Abdullahs roll in recovery for Damas

The three Abdullah brothers are back at the firm - in charge of recovering money owed to the company.

Dubai, UAE - April 27, 2009 - Anan Fakhreddin, Managing Director of World Gold Council (2nd from right) listens to speakers at the DMCC gold convention 2008 press brieÞng at the Atlantis hotel. (Nicole Hill / The National) *** Local Caption ***  NH Gold01.jpgNH Gold01.jpg

The three Abdullah brothers, whose family founded Damas jewellers and were held responsible for unauthorised transactions including about 50 property deals and two tonnes of gold borrowed from the company, are back at the firm - in charge of recovering money owed to the company.

The brothers were banned from executive roles at any Dubai International Financial Centre (DIFC) company for between five and 10 years.

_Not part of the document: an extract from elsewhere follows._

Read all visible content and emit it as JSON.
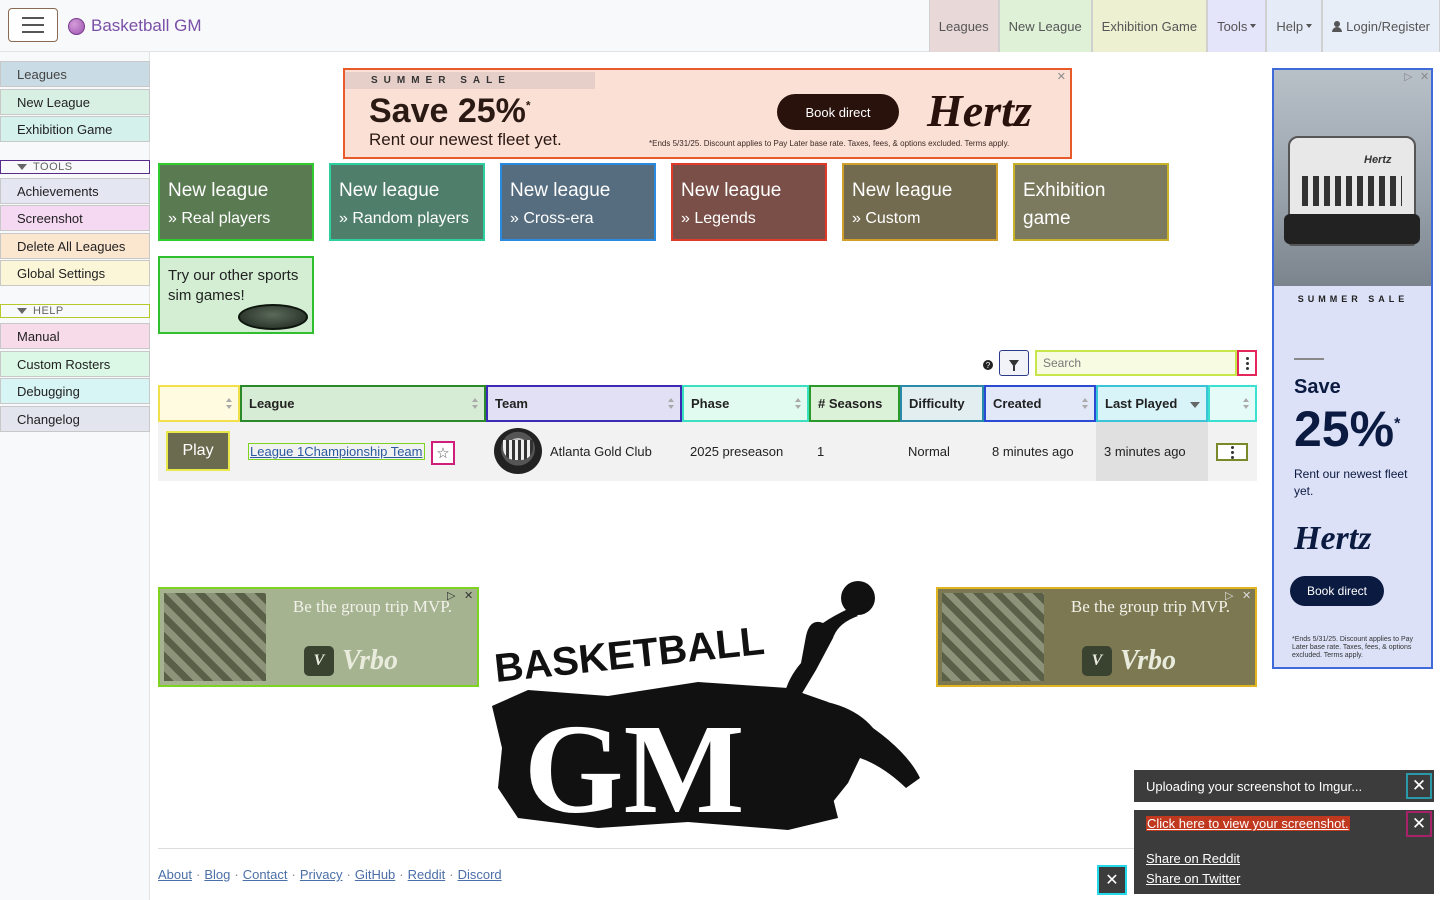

But last month, the brothers were appointed as senior advisers at Damas. Anan Fakhreddin, the jeweller's chief executive, who was appointed to lead the company in May, said the Abdullahs were helping to recover receivables. "Not everything was well documented, which was very normal in the jewellery business. Most of the business was done on the basis of a handshake and based on the personal relationship between the management and the business partners ? One of the three brothers was in charge of that file. Without his assistance, any progress on the recoveries front would have been impossible."

Their expertise in jewellery and Damas's past designs is also being utilised, he said. "All that wealth of knowledge cannot be just ignored because of all of this." The brothers can make suggestions, which are subject to approval, Mr Fakhreddin said. "They come up with recommendations, it gets evaluated in the proper channels, and action is only taken at the executive level within Damas structure itself."

In October last year, Damas's former chief executive, Tawhid Abdullah, stepped down from his post after disclosing unauthorised transactions worth about US$165 million (Dh606m), including the property deals and two tonnes of gold, which weighed heavily on the jeweller's books. The Dubai Financial Services Authority (DFSA) imposed record fines against Damas and Mr Abdullah and his two brothers, Tawfique and Tamjid.

Mr Fakhreddin said the company was focused on recovering receivables from its business partners, as well as the money owed by its founders. "We have a sizeable amount of money floating in the market and we are making every effort on the recoveries front to recover every dime owed." Mr Fakhreddin said Damas also expected to finalise its restructuring deal with its lenders by the end of September. He said the deal to restructure Dh3.2 billion in debt that was expected to be reached last month was delayed. "We are more or less done with the banks; it is the lawyers which are finalising the legal documents, securing the needed approvals from the authorities and from the regulator."

Damas had signed a standstill agreement with the majority of its bank lenders in March. Damas is in the process of securing an extension of this standstill until the end of September in order to have more time to finalise the debt restructuring deal, Mr Fakhreddin said. The extension would probably be secured by the end of next week, he said. The completion of the deal would be the latest step in restructuring the region's largest gold and jewellery retailer.

Damas is proceeding with a push into India through a joint venture with the Indian jeweller Gitanjali, Mr Fakhreddin said. Under this venture, which was approved last year, as many as 100 stores under the Damas name are planned to open over three years. aligaya@thenational.ae